[[ DATA PROVIDED, beginning ]]
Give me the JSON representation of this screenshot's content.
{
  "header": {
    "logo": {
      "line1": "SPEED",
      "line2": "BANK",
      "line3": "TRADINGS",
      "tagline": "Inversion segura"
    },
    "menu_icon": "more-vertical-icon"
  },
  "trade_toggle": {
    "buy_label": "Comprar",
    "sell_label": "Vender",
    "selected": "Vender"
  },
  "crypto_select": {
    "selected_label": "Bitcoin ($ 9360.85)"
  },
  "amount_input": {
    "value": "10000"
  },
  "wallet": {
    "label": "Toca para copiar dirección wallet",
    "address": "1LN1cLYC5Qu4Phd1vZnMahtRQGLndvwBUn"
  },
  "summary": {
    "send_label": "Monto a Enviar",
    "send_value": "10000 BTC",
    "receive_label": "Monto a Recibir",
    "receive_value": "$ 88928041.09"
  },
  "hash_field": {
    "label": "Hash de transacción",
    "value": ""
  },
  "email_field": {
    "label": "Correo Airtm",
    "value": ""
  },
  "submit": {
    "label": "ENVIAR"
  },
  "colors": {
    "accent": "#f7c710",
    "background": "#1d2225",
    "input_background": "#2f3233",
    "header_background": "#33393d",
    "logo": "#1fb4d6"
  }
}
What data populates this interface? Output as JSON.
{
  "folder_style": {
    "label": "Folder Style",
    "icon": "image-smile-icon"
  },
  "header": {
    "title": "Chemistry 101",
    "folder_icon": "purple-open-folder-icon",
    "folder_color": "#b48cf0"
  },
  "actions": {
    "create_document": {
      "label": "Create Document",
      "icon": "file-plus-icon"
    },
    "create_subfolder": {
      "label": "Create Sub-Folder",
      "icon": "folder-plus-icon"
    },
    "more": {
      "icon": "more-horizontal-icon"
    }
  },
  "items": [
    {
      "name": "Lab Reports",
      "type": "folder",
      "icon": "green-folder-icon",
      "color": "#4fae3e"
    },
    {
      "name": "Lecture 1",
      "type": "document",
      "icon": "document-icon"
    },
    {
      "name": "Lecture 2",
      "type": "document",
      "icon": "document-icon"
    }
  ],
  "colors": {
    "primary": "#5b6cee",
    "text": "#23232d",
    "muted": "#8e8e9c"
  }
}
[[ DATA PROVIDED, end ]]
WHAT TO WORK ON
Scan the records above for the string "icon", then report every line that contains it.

TASK OUTPUT
    "menu_icon": "more-vertical-icon"
    "icon": "image-smile-icon"
    "folder_icon": "purple-open-folder-icon",
      "icon": "file-plus-icon"
      "icon": "folder-plus-icon"
      "icon": "more-horizontal-icon"
      "icon": "green-folder-icon",
      "icon": "document-icon"
      "icon": "document-icon"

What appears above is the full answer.